Cohn said nurses divide pretty evenly between Republicans, Democrats and independents. She kept this in mind when she started Nurses Who Vote. Instead of trying to sway nurses to stand on a particular side of the aisle, she says, the work has been about leveraging the voting power of nurses to stand on the side of their patients and health.
The organization has spent the past five years creating space and engaging around issues that impact their field and patient health, including staffing, disproportionate mortality rates among Black infants and mothers, and access to health care. Its main goals? Getting nurses registered to vote and equipping them with the resources to make the most informed decision at the polls.
“We try to get nurses to look at every election through the lens of health because we all care deeply about the health of our patients, our communities,” Cohn said. “We’re really trying to unite nurses around using this lens of health to influence the choices they might make when they’re at the voting box.”
For Cohn, this has meant informational programming and campaigning around environmental issues and Medicare expansion. The Nurses Who Vote website links to a database of candidates running for office as well as Election Day resources for voting. Most recently the group has been promoting the #nursesvote challenge, where nurses use the hashtag to show off their civic activity.

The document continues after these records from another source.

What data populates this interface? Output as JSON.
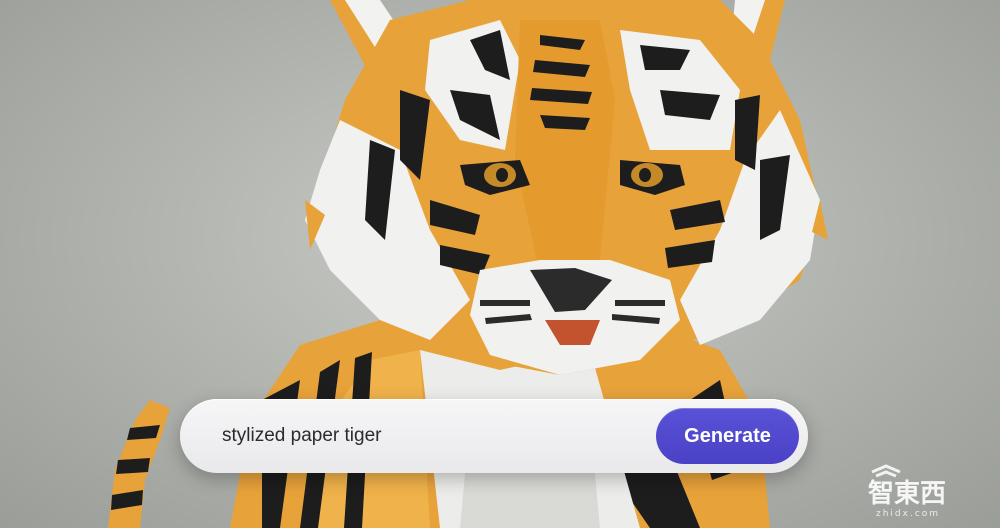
{
  "prompt": {
    "value": "stylized paper tiger",
    "placeholder": ""
  },
  "generate_button": {
    "label": "Generate",
    "color": "#4f47cc"
  },
  "watermark": {
    "text": "智東西",
    "subtext": "zhidx.com"
  },
  "colors": {
    "background": "#b3b6b1",
    "tiger_orange": "#e8a23a",
    "tiger_stripe": "#1d1d1d",
    "tiger_white": "#f1f1ef"
  }
}
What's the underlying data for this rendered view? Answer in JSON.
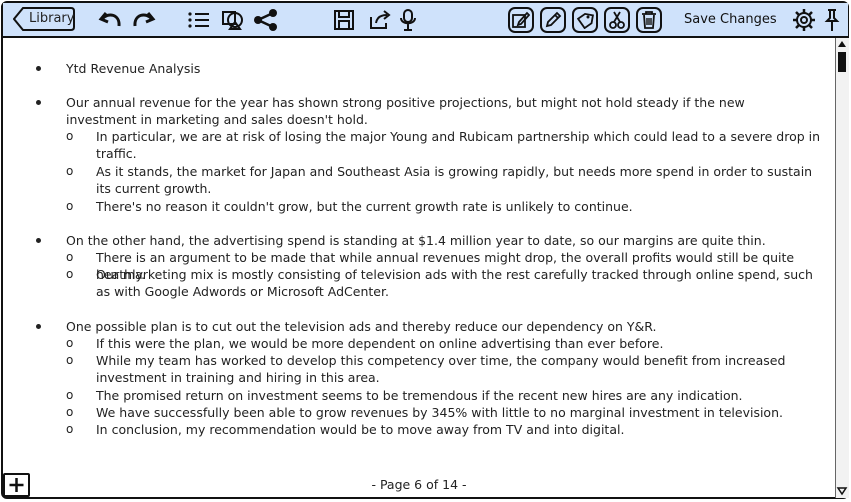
{
  "toolbar": {
    "library_label": "Library",
    "save_label": "Save Changes"
  },
  "content": {
    "bullets": [
      {
        "text": "Ytd Revenue Analysis",
        "subs": []
      },
      {
        "text": "Our annual revenue for the year has shown strong positive projections, but might not hold steady if the new investment in marketing and sales doesn't hold.",
        "subs": [
          "In particular, we are at risk of losing the major Young and Rubicam partnership which could lead to a severe drop in traffic.",
          "As it stands, the market for Japan and Southeast Asia is growing rapidly, but needs more spend in order to sustain its current growth.",
          "There's no reason it couldn't grow, but the current growth rate is unlikely to continue."
        ]
      },
      {
        "text": "On the other hand, the advertising spend is standing at $1.4 million year to date, so our margins are quite thin.",
        "subs": [
          "There is an argument to be made that while annual revenues might drop, the overall profits would still be quite heathly.",
          "Our marketing mix is mostly consisting of television ads with the rest carefully tracked through online spend, such as with Google Adwords or Microsoft AdCenter."
        ]
      },
      {
        "text": "One possible plan is to cut out the television ads and thereby reduce our dependency on Y&R.",
        "subs": [
          "If this were the plan, we would be more dependent on online advertising than ever before.",
          "While my team has worked to develop this competency over time, the company would benefit from increased investment in training and hiring in this area.",
          "The promised return on investment seems to be tremendous if the recent new hires are any indication.",
          "We have successfully been able to grow revenues by 345% with little to no marginal investment in television.",
          "In conclusion, my recommendation would be to move away from TV and into digital."
        ]
      }
    ],
    "sub_marker": "o"
  },
  "footer": {
    "page_label": "- Page 6 of 14 -"
  }
}
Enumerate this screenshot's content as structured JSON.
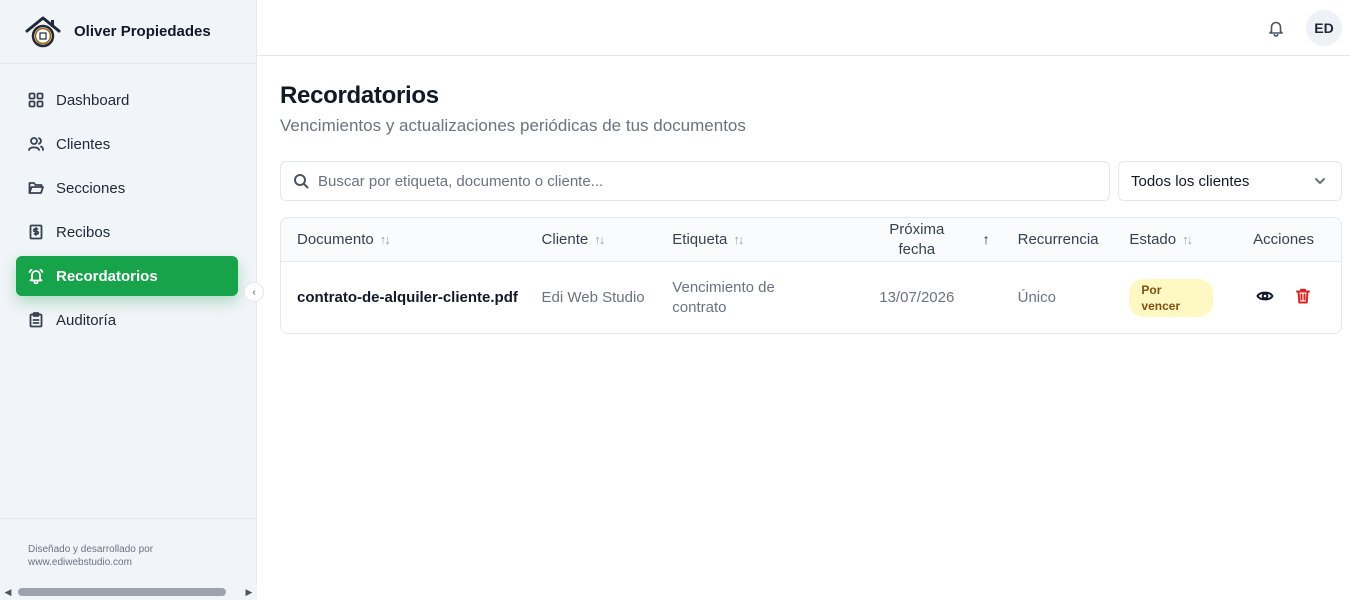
{
  "brand": {
    "name": "Oliver Propiedades",
    "logo_icon": "house-logo-icon"
  },
  "sidebar": {
    "items": [
      {
        "label": "Dashboard",
        "icon": "grid-icon"
      },
      {
        "label": "Clientes",
        "icon": "users-icon"
      },
      {
        "label": "Secciones",
        "icon": "folder-icon"
      },
      {
        "label": "Recibos",
        "icon": "receipt-icon"
      },
      {
        "label": "Recordatorios",
        "icon": "bell-icon",
        "active": true
      },
      {
        "label": "Auditoría",
        "icon": "clipboard-icon"
      }
    ],
    "footer_line1": "Diseñado y desarrollado por",
    "footer_line2": "www.ediwebstudio.com"
  },
  "topbar": {
    "avatar_initials": "ED",
    "notification_icon": "bell-icon"
  },
  "page": {
    "title": "Recordatorios",
    "subtitle": "Vencimientos y actualizaciones periódicas de tus documentos"
  },
  "filters": {
    "search_placeholder": "Buscar por etiqueta, documento o cliente...",
    "client_select": "Todos los clientes"
  },
  "table": {
    "columns": {
      "documento": "Documento",
      "cliente": "Cliente",
      "etiqueta": "Etiqueta",
      "proxima_fecha_1": "Próxima",
      "proxima_fecha_2": "fecha",
      "recurrencia": "Recurrencia",
      "estado": "Estado",
      "acciones": "Acciones"
    },
    "rows": [
      {
        "documento": "contrato-de-alquiler-cliente.pdf",
        "cliente": "Edi Web Studio",
        "etiqueta": "Vencimiento de contrato",
        "proxima_fecha": "13/07/2026",
        "recurrencia": "Único",
        "estado": "Por vencer"
      }
    ]
  },
  "colors": {
    "accent": "#16a34a",
    "badge_bg": "#fef9c3",
    "badge_text": "#854d0e",
    "danger": "#dc2626"
  }
}
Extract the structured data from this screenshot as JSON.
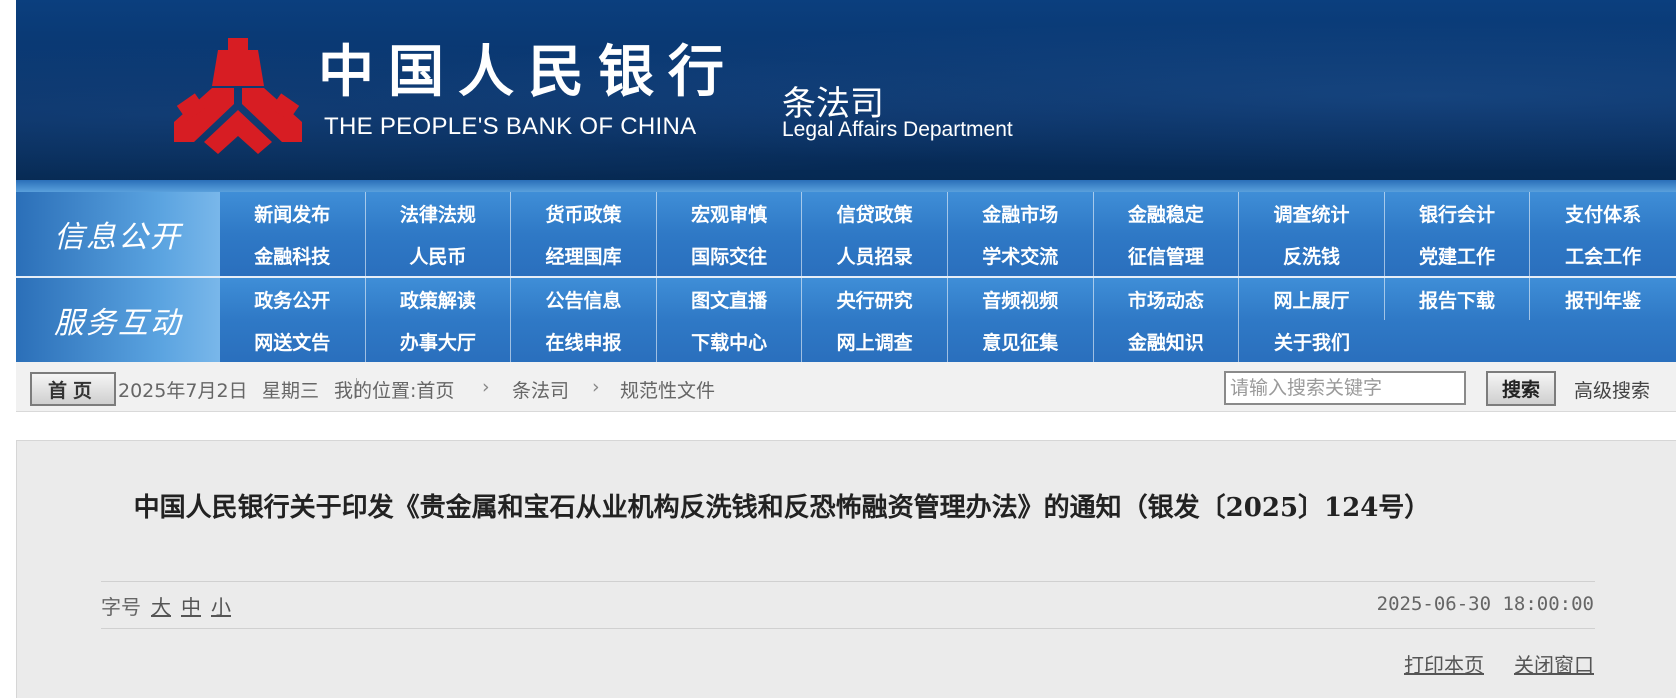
{
  "header": {
    "bank_name_cn": "中国人民银行",
    "bank_name_en": "THE PEOPLE'S BANK OF CHINA",
    "department_cn": "条法司",
    "department_en": "Legal Affairs Department",
    "logo_icon": "pboc-logo-icon",
    "banner_color": "#0b3f7e",
    "logo_color": "#d71d23"
  },
  "nav": {
    "info_label": "信息公开",
    "service_label": "服务互动",
    "info_row1": [
      "新闻发布",
      "法律法规",
      "货币政策",
      "宏观审慎",
      "信贷政策",
      "金融市场",
      "金融稳定",
      "调查统计",
      "银行会计",
      "支付体系"
    ],
    "info_row2": [
      "金融科技",
      "人民币",
      "经理国库",
      "国际交往",
      "人员招录",
      "学术交流",
      "征信管理",
      "反洗钱",
      "党建工作",
      "工会工作"
    ],
    "service_row1": [
      "政务公开",
      "政策解读",
      "公告信息",
      "图文直播",
      "央行研究",
      "音频视频",
      "市场动态",
      "网上展厅",
      "报告下载",
      "报刊年鉴"
    ],
    "service_row2": [
      "网送文告",
      "办事大厅",
      "在线申报",
      "下载中心",
      "网上调查",
      "意见征集",
      "金融知识",
      "关于我们"
    ],
    "accent_color": "#2f79c6"
  },
  "breadcrumb": {
    "home_label": "首页",
    "date": "2025年7月2日",
    "weekday": "星期三",
    "location_label": "我的位置:首页",
    "level2": "条法司",
    "level3": "规范性文件",
    "chevron": "›"
  },
  "search": {
    "placeholder": "请输入搜索关键字",
    "button_label": "搜索",
    "advanced_label": "高级搜索"
  },
  "article": {
    "title": "中国人民银行关于印发《贵金属和宝石从业机构反洗钱和反恐怖融资管理办法》的通知（银发〔2025〕124号）",
    "font_size_label": "字号",
    "font_large": "大",
    "font_medium": "中",
    "font_small": "小",
    "publish_time": "2025-06-30 18:00:00",
    "print_label": "打印本页",
    "close_label": "关闭窗口"
  }
}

Nurses Who Vote and CHA have also worked to encourage patients to register and vote.
They’re working with Vot-ER, a nonpartisan nonprofit organization working to integrate civic engagement into health care from medical schools to doctor’s offices to hospital emergency rooms. The organization has helped thousands of people get registered to vote and boasts that it has programs in over 500 hospitals and care clinics across the country.
Cohn said the groups aren’t pushing people to support specific candidates or parties, just to think about health care when they are making their choice, especially as politicians are making decisions that directly impact how clinicians do their work.
“Honestly the exam room is getting crowded. It’s us, the patient, the lawyer and the legislation all in there, and that’s no way to treat people,” she said.